Digital Fine Art encompasses many different styles of art, from Realism to Expressionism to Impressionism. It can mimic any medium, including oil paint, watercolors and acrylics. What distinguishes Digital Fine Art from its predecessors is that it is created with digital technology. In the long history of art, Digital is a very recent addition. But since it was introduced a few decades ago, many have added a variety of modern tools to their artistic arsenals, including computers, tablets, scanners, and many more.
This particular time in the history of art is unique because it encompasses a short window wherein established traditional Fine Artists can choose to either reject or embrace the digital medium. Not all Fine Artists have chosen to trade in their canvases for screens, but of those that have, many have asserted that digital technology has enabled them to explore new perspectives and create new ways of both experiencing the world and expressing their ideas.
One such artist is David Hockney, who at 77 years old, is arguably the world’s preeminent iPad artist. First rising to fame in the 1960s, Hockney has consistently been an early adopter of the technological advancements of his changing times. Some of his most popular work used Polaroid Cameras, a relatively new invention at the time that now teeters on the edge of extinction.

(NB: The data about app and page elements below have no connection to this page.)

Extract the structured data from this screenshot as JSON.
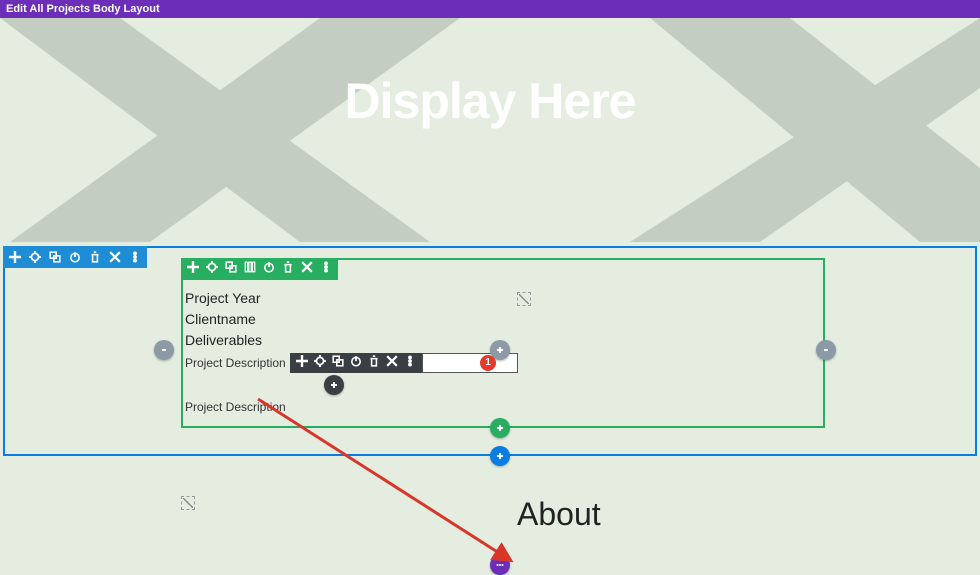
{
  "topbar": {
    "title": "Edit All Projects Body Layout"
  },
  "hero": {
    "title": "Display Here"
  },
  "row_content": {
    "line1": "Project Year",
    "line2": "Clientname",
    "line3": "Deliverables",
    "pd1": "Project Description",
    "pd2": "Project Description"
  },
  "about": {
    "heading": "About"
  },
  "badge": {
    "num": "1"
  },
  "colors": {
    "purple": "#6c2eb9",
    "blue": "#0a7de3",
    "green": "#27ae60",
    "dark": "#3a3f44"
  }
}
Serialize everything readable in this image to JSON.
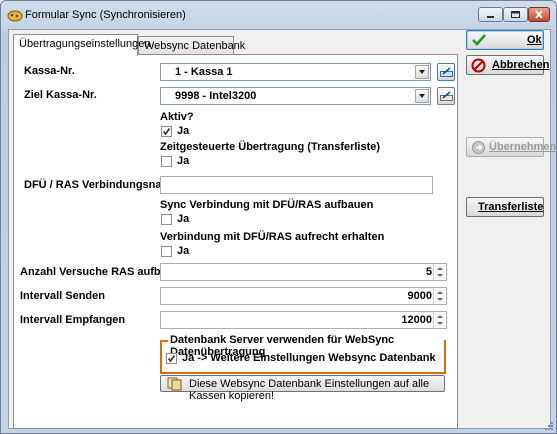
{
  "window": {
    "title": "Formular Sync (Synchronisieren)"
  },
  "tabs": [
    {
      "label": "Übertragungseinstellungen",
      "active": true
    },
    {
      "label": "Websync Datenbank",
      "active": false
    }
  ],
  "form": {
    "kassa_label": "Kassa-Nr.",
    "kassa_value": "1 - Kassa 1",
    "ziel_label": "Ziel Kassa-Nr.",
    "ziel_value": "9998 - Intel3200",
    "aktiv_label": "Aktiv?",
    "aktiv_check_label": "Ja",
    "zeit_label": "Zeitgesteuerte Übertragung (Transferliste)",
    "zeit_check_label": "Ja",
    "dfue_label": "DFÜ / RAS Verbindungsname",
    "dfue_value": "",
    "sync_dfue_label": "Sync Verbindung mit DFÜ/RAS aufbauen",
    "sync_dfue_check_label": "Ja",
    "keep_dfue_label": "Verbindung mit DFÜ/RAS aufrecht erhalten",
    "keep_dfue_check_label": "Ja",
    "anzahl_label": "Anzahl Versuche RAS aufbauen",
    "anzahl_value": "5",
    "senden_label": "Intervall Senden",
    "senden_value": "9000",
    "empfangen_label": "Intervall Empfangen",
    "empfangen_value": "12000",
    "websync_group_label": "Datenbank Server verwenden für WebSync Datenübertragung",
    "websync_check_label": "Ja -> Weitere Einstellungen Websync Datenbank",
    "copy_button_label": "Diese Websync Datenbank Einstellungen auf alle Kassen kopieren!"
  },
  "checks": {
    "aktiv": true,
    "zeit": false,
    "sync_dfue": false,
    "keep_dfue": false,
    "websync": true
  },
  "side_buttons": {
    "ok": "Ok",
    "abbrechen": "Abbrechen",
    "uebernehmen": "Übernehmen",
    "transferliste": "Transferliste"
  },
  "colors": {
    "accent_orange": "#d6700a",
    "ok_check": "#1f9a1f",
    "cancel_red": "#b40000"
  }
}
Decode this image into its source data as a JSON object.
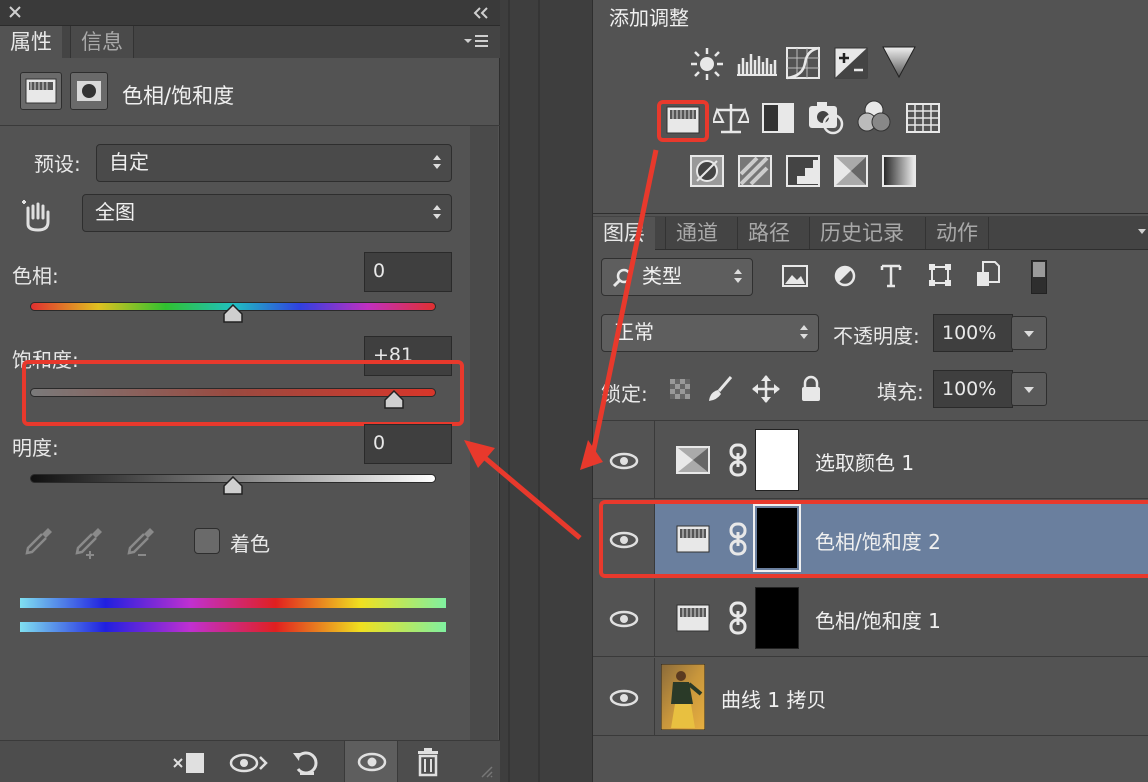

His most famous work A Bigger Splash (1967) is acrylic on canvas. It depicts a swimming pool beside a modern house. A diving board above a splash in the pool implies an unseen human presence. Hockney once commented, “Most of the painting was spent on the splash and the splash lasts two seconds and the building is permanent there.” Like the building, Digital Art is here to stay, and Hockney is the quintessential example of a traditional Fine Artist using this new medium to make an enduring splash.
The term “giclée” (zhee-clay) means “to spray” in French, so it should come as no surprise that it is used to describe Digital Fine Art prints made using ink jet printers. The label “giclée” has evolved and is now used to indicate archival quality Digital Fine Art prints produced using digital printing. These prints can attain the look and feel of actual watercolor or pastel paintings. In addition, a wide variety of materials can be used to print on, including various textures and finishes of photo paper, watercolor paper, cotton canvas and textured vinyl. Like so many aspects of the digital world, the possibilities are endless.